▸ **YOUR GOAL**
Write out the entries exactly. None of the pictures should appear in the copy.

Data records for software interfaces

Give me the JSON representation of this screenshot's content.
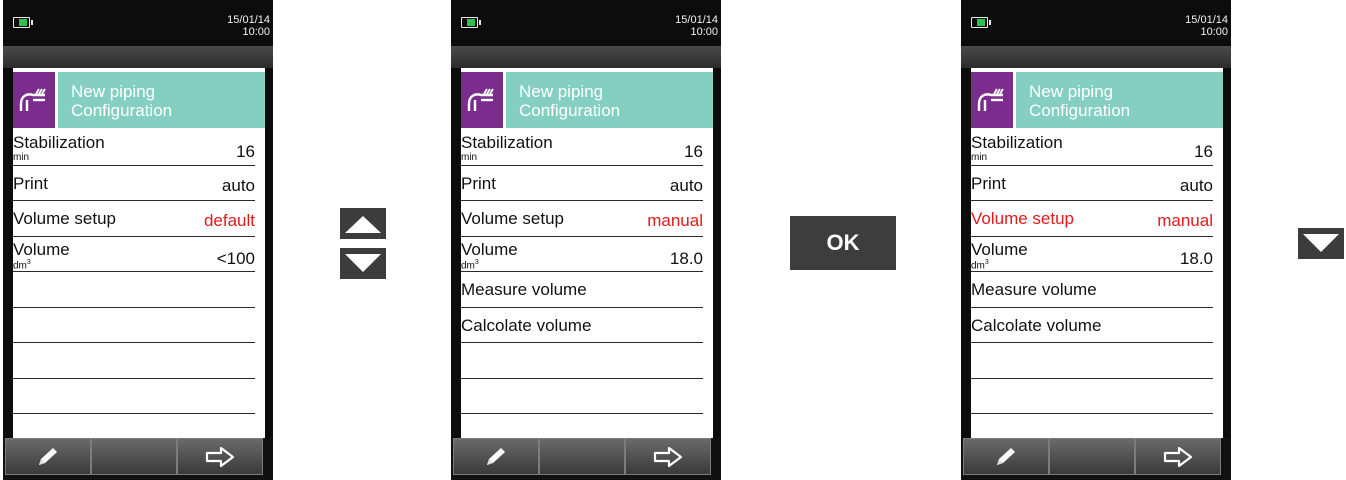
{
  "devices": [
    {
      "status": {
        "date": "15/01/14",
        "time": "10:00"
      },
      "header": {
        "title_line1": "New piping",
        "title_line2": "Configuration",
        "icon": "piping-icon"
      },
      "rows": [
        {
          "label": "Stabilization",
          "unit": "min",
          "value": "16"
        },
        {
          "label": "Print",
          "value": "auto"
        },
        {
          "label": "Volume setup",
          "value": "default",
          "value_red": true
        },
        {
          "label": "Volume",
          "unit": "dm",
          "value": "<100"
        }
      ],
      "softkeys": [
        "edit-pencil-icon",
        "",
        "next-arrow-icon"
      ]
    },
    {
      "status": {
        "date": "15/01/14",
        "time": "10:00"
      },
      "header": {
        "title_line1": "New piping",
        "title_line2": "Configuration",
        "icon": "piping-icon"
      },
      "rows": [
        {
          "label": "Stabilization",
          "unit": "min",
          "value": "16"
        },
        {
          "label": "Print",
          "value": "auto"
        },
        {
          "label": "Volume setup",
          "value": "manual",
          "value_red": true
        },
        {
          "label": "Volume",
          "unit": "dm",
          "value": "18.0"
        },
        {
          "label": "Measure volume"
        },
        {
          "label": "Calcolate volume"
        }
      ],
      "softkeys": [
        "edit-pencil-icon",
        "",
        "next-arrow-icon"
      ]
    },
    {
      "status": {
        "date": "15/01/14",
        "time": "10:00"
      },
      "header": {
        "title_line1": "New piping",
        "title_line2": "Configuration",
        "icon": "piping-icon"
      },
      "rows": [
        {
          "label": "Stabilization",
          "unit": "min",
          "value": "16"
        },
        {
          "label": "Print",
          "value": "auto"
        },
        {
          "label": "Volume setup",
          "value": "manual",
          "label_red": true,
          "value_red": true
        },
        {
          "label": "Volume",
          "unit": "dm",
          "value": "18.0"
        },
        {
          "label": "Measure volume"
        },
        {
          "label": "Calcolate volume"
        }
      ],
      "softkeys": [
        "edit-pencil-icon",
        "",
        "next-arrow-icon"
      ]
    }
  ],
  "keys": {
    "between_1_2": [
      "up-arrow-key",
      "down-arrow-key"
    ],
    "between_2_3": "OK",
    "after_3": [
      "down-arrow-key"
    ]
  },
  "colors": {
    "header_icon_bg": "#7b2d8e",
    "header_title_bg": "#84cfc1",
    "highlight_red": "#e21a1a",
    "key_bg": "#3c3c3c"
  }
}
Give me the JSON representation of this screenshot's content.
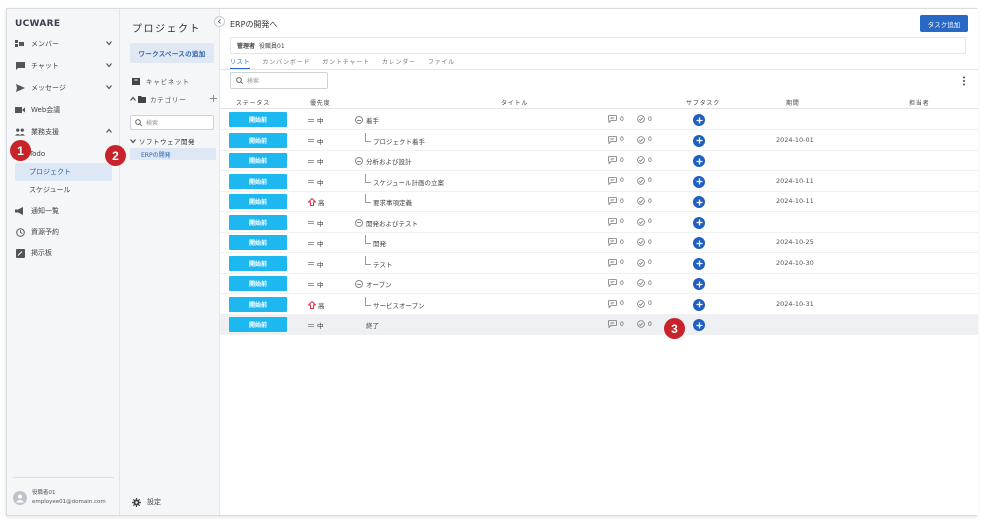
{
  "app": {
    "brand": "UCWARE"
  },
  "nav": {
    "items": [
      {
        "label": "メンバー",
        "icon": "members-icon",
        "chevron": "down"
      },
      {
        "label": "チャット",
        "icon": "chat-icon",
        "chevron": "down"
      },
      {
        "label": "メッセージ",
        "icon": "send-icon",
        "chevron": "down"
      },
      {
        "label": "Web会議",
        "icon": "video-icon",
        "chevron": ""
      },
      {
        "label": "業務支援",
        "icon": "group-icon",
        "chevron": "up"
      }
    ],
    "sub_items": [
      {
        "label": "Todo"
      },
      {
        "label": "プロジェクト"
      },
      {
        "label": "スケジュール"
      }
    ],
    "lower_items": [
      {
        "label": "通知一覧",
        "icon": "megaphone-icon"
      },
      {
        "label": "資源予約",
        "icon": "clock-icon"
      },
      {
        "label": "掲示板",
        "icon": "board-icon"
      }
    ],
    "user": {
      "name": "役職者01",
      "email": "employee01@domain.com"
    }
  },
  "project_panel": {
    "title": "プロジェクト",
    "add_workspace": "ワークスペースの追加",
    "cabinet": "キャビネット",
    "category": "カテゴリー",
    "search_placeholder": "検索",
    "tree_parent": "ソフトウェア開発",
    "tree_child": "ERPの開発",
    "settings": "設定"
  },
  "main": {
    "title": "ERPの開発へ",
    "add_task": "タスク追加",
    "manager_label": "管理者",
    "manager_value": "役職員01",
    "tabs": [
      "リスト",
      "カンバンボード",
      "ガントチャート",
      "カレンダー",
      "ファイル"
    ],
    "search_placeholder": "検索",
    "columns": [
      "ステータス",
      "優先度",
      "タイトル",
      "サブタスク",
      "期間",
      "担当者"
    ],
    "rows": [
      {
        "status": "開始前",
        "priority": "中",
        "title": "着手",
        "level": 1,
        "collapsible": true,
        "comments": "0",
        "checks": "0",
        "due": ""
      },
      {
        "status": "開始前",
        "priority": "中",
        "title": "プロジェクト着手",
        "level": 2,
        "collapsible": false,
        "comments": "0",
        "checks": "0",
        "due": "2024-10-01"
      },
      {
        "status": "開始前",
        "priority": "中",
        "title": "分析および設計",
        "level": 1,
        "collapsible": true,
        "comments": "0",
        "checks": "0",
        "due": ""
      },
      {
        "status": "開始前",
        "priority": "中",
        "title": "スケジュール計画の立案",
        "level": 2,
        "collapsible": false,
        "comments": "0",
        "checks": "0",
        "due": "2024-10-11"
      },
      {
        "status": "開始前",
        "priority": "高",
        "title": "要求事項定義",
        "level": 2,
        "collapsible": false,
        "comments": "0",
        "checks": "0",
        "due": "2024-10-11"
      },
      {
        "status": "開始前",
        "priority": "中",
        "title": "開発およびテスト",
        "level": 1,
        "collapsible": true,
        "comments": "0",
        "checks": "0",
        "due": ""
      },
      {
        "status": "開始前",
        "priority": "中",
        "title": "開発",
        "level": 2,
        "collapsible": false,
        "comments": "0",
        "checks": "0",
        "due": "2024-10-25"
      },
      {
        "status": "開始前",
        "priority": "中",
        "title": "テスト",
        "level": 2,
        "collapsible": false,
        "comments": "0",
        "checks": "0",
        "due": "2024-10-30"
      },
      {
        "status": "開始前",
        "priority": "中",
        "title": "オープン",
        "level": 1,
        "collapsible": true,
        "comments": "0",
        "checks": "0",
        "due": ""
      },
      {
        "status": "開始前",
        "priority": "高",
        "title": "サービスオープン",
        "level": 2,
        "collapsible": false,
        "comments": "0",
        "checks": "0",
        "due": "2024-10-31"
      },
      {
        "status": "開始前",
        "priority": "中",
        "title": "終了",
        "level": 1,
        "collapsible": false,
        "comments": "0",
        "checks": "0",
        "due": ""
      }
    ]
  },
  "annotations": {
    "badge1": "1",
    "badge2": "2",
    "badge3": "3"
  },
  "colors": {
    "status_bg": "#1eb8f0",
    "accent": "#2769c4",
    "badge": "#c6232a",
    "high_priority": "#e0304a"
  }
}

▸ **ANSWER**
Give me the JSON representation of this screenshot's content.
{
  "devices": [
    {
      "status": {
        "date": "15/01/14",
        "time": "10:00"
      },
      "header": {
        "title_line1": "New piping",
        "title_line2": "Configuration",
        "icon": "piping-icon"
      },
      "rows": [
        {
          "label": "Stabilization",
          "unit": "min",
          "value": "16"
        },
        {
          "label": "Print",
          "value": "auto"
        },
        {
          "label": "Volume setup",
          "value": "default",
          "value_red": true
        },
        {
          "label": "Volume",
          "unit": "dm",
          "value": "<100"
        }
      ],
      "softkeys": [
        "edit-pencil-icon",
        "",
        "next-arrow-icon"
      ]
    },
    {
      "status": {
        "date": "15/01/14",
        "time": "10:00"
      },
      "header": {
        "title_line1": "New piping",
        "title_line2": "Configuration",
        "icon": "piping-icon"
      },
      "rows": [
        {
          "label": "Stabilization",
          "unit": "min",
          "value": "16"
        },
        {
          "label": "Print",
          "value": "auto"
        },
        {
          "label": "Volume setup",
          "value": "manual",
          "value_red": true
        },
        {
          "label": "Volume",
          "unit": "dm",
          "value": "18.0"
        },
        {
          "label": "Measure volume"
        },
        {
          "label": "Calcolate volume"
        }
      ],
      "softkeys": [
        "edit-pencil-icon",
        "",
        "next-arrow-icon"
      ]
    },
    {
      "status": {
        "date": "15/01/14",
        "time": "10:00"
      },
      "header": {
        "title_line1": "New piping",
        "title_line2": "Configuration",
        "icon": "piping-icon"
      },
      "rows": [
        {
          "label": "Stabilization",
          "unit": "min",
          "value": "16"
        },
        {
          "label": "Print",
          "value": "auto"
        },
        {
          "label": "Volume setup",
          "value": "manual",
          "label_red": true,
          "value_red": true
        },
        {
          "label": "Volume",
          "unit": "dm",
          "value": "18.0"
        },
        {
          "label": "Measure volume"
        },
        {
          "label": "Calcolate volume"
        }
      ],
      "softkeys": [
        "edit-pencil-icon",
        "",
        "next-arrow-icon"
      ]
    }
  ],
  "keys": {
    "between_1_2": [
      "up-arrow-key",
      "down-arrow-key"
    ],
    "between_2_3": "OK",
    "after_3": [
      "down-arrow-key"
    ]
  },
  "colors": {
    "header_icon_bg": "#7b2d8e",
    "header_title_bg": "#84cfc1",
    "highlight_red": "#e21a1a",
    "key_bg": "#3c3c3c"
  }
}
Give me the JSON representation of this screenshot's content.
{
  "app": {
    "brand": "UCWARE"
  },
  "nav": {
    "items": [
      {
        "label": "メンバー",
        "icon": "members-icon",
        "chevron": "down"
      },
      {
        "label": "チャット",
        "icon": "chat-icon",
        "chevron": "down"
      },
      {
        "label": "メッセージ",
        "icon": "send-icon",
        "chevron": "down"
      },
      {
        "label": "Web会議",
        "icon": "video-icon",
        "chevron": ""
      },
      {
        "label": "業務支援",
        "icon": "group-icon",
        "chevron": "up"
      }
    ],
    "sub_items": [
      {
        "label": "Todo"
      },
      {
        "label": "プロジェクト"
      },
      {
        "label": "スケジュール"
      }
    ],
    "lower_items": [
      {
        "label": "通知一覧",
        "icon": "megaphone-icon"
      },
      {
        "label": "資源予約",
        "icon": "clock-icon"
      },
      {
        "label": "掲示板",
        "icon": "board-icon"
      }
    ],
    "user": {
      "name": "役職者01",
      "email": "employee01@domain.com"
    }
  },
  "project_panel": {
    "title": "プロジェクト",
    "add_workspace": "ワークスペースの追加",
    "cabinet": "キャビネット",
    "category": "カテゴリー",
    "search_placeholder": "検索",
    "tree_parent": "ソフトウェア開発",
    "tree_child": "ERPの開発",
    "settings": "設定"
  },
  "main": {
    "title": "ERPの開発へ",
    "add_task": "タスク追加",
    "manager_label": "管理者",
    "manager_value": "役職員01",
    "tabs": [
      "リスト",
      "カンバンボード",
      "ガントチャート",
      "カレンダー",
      "ファイル"
    ],
    "search_placeholder": "検索",
    "columns": [
      "ステータス",
      "優先度",
      "タイトル",
      "サブタスク",
      "期間",
      "担当者"
    ],
    "rows": [
      {
        "status": "開始前",
        "priority": "中",
        "title": "着手",
        "level": 1,
        "collapsible": true,
        "comments": "0",
        "checks": "0",
        "due": ""
      },
      {
        "status": "開始前",
        "priority": "中",
        "title": "プロジェクト着手",
        "level": 2,
        "collapsible": false,
        "comments": "0",
        "checks": "0",
        "due": "2024-10-01"
      },
      {
        "status": "開始前",
        "priority": "中",
        "title": "分析および設計",
        "level": 1,
        "collapsible": true,
        "comments": "0",
        "checks": "0",
        "due": ""
      },
      {
        "status": "開始前",
        "priority": "中",
        "title": "スケジュール計画の立案",
        "level": 2,
        "collapsible": false,
        "comments": "0",
        "checks": "0",
        "due": "2024-10-11"
      },
      {
        "status": "開始前",
        "priority": "高",
        "title": "要求事項定義",
        "level": 2,
        "collapsible": false,
        "comments": "0",
        "checks": "0",
        "due": "2024-10-11"
      },
      {
        "status": "開始前",
        "priority": "中",
        "title": "開発およびテスト",
        "level": 1,
        "collapsible": true,
        "comments": "0",
        "checks": "0",
        "due": ""
      },
      {
        "status": "開始前",
        "priority": "中",
        "title": "開発",
        "level": 2,
        "collapsible": false,
        "comments": "0",
        "checks": "0",
        "due": "2024-10-25"
      },
      {
        "status": "開始前",
        "priority": "中",
        "title": "テスト",
        "level": 2,
        "collapsible": false,
        "comments": "0",
        "checks": "0",
        "due": "2024-10-30"
      },
      {
        "status": "開始前",
        "priority": "中",
        "title": "オープン",
        "level": 1,
        "collapsible": true,
        "comments": "0",
        "checks": "0",
        "due": ""
      },
      {
        "status": "開始前",
        "priority": "高",
        "title": "サービスオープン",
        "level": 2,
        "collapsible": false,
        "comments": "0",
        "checks": "0",
        "due": "2024-10-31"
      },
      {
        "status": "開始前",
        "priority": "中",
        "title": "終了",
        "level": 1,
        "collapsible": false,
        "comments": "0",
        "checks": "0",
        "due": ""
      }
    ]
  },
  "annotations": {
    "badge1": "1",
    "badge2": "2",
    "badge3": "3"
  },
  "colors": {
    "status_bg": "#1eb8f0",
    "accent": "#2769c4",
    "badge": "#c6232a",
    "high_priority": "#e0304a"
  }
}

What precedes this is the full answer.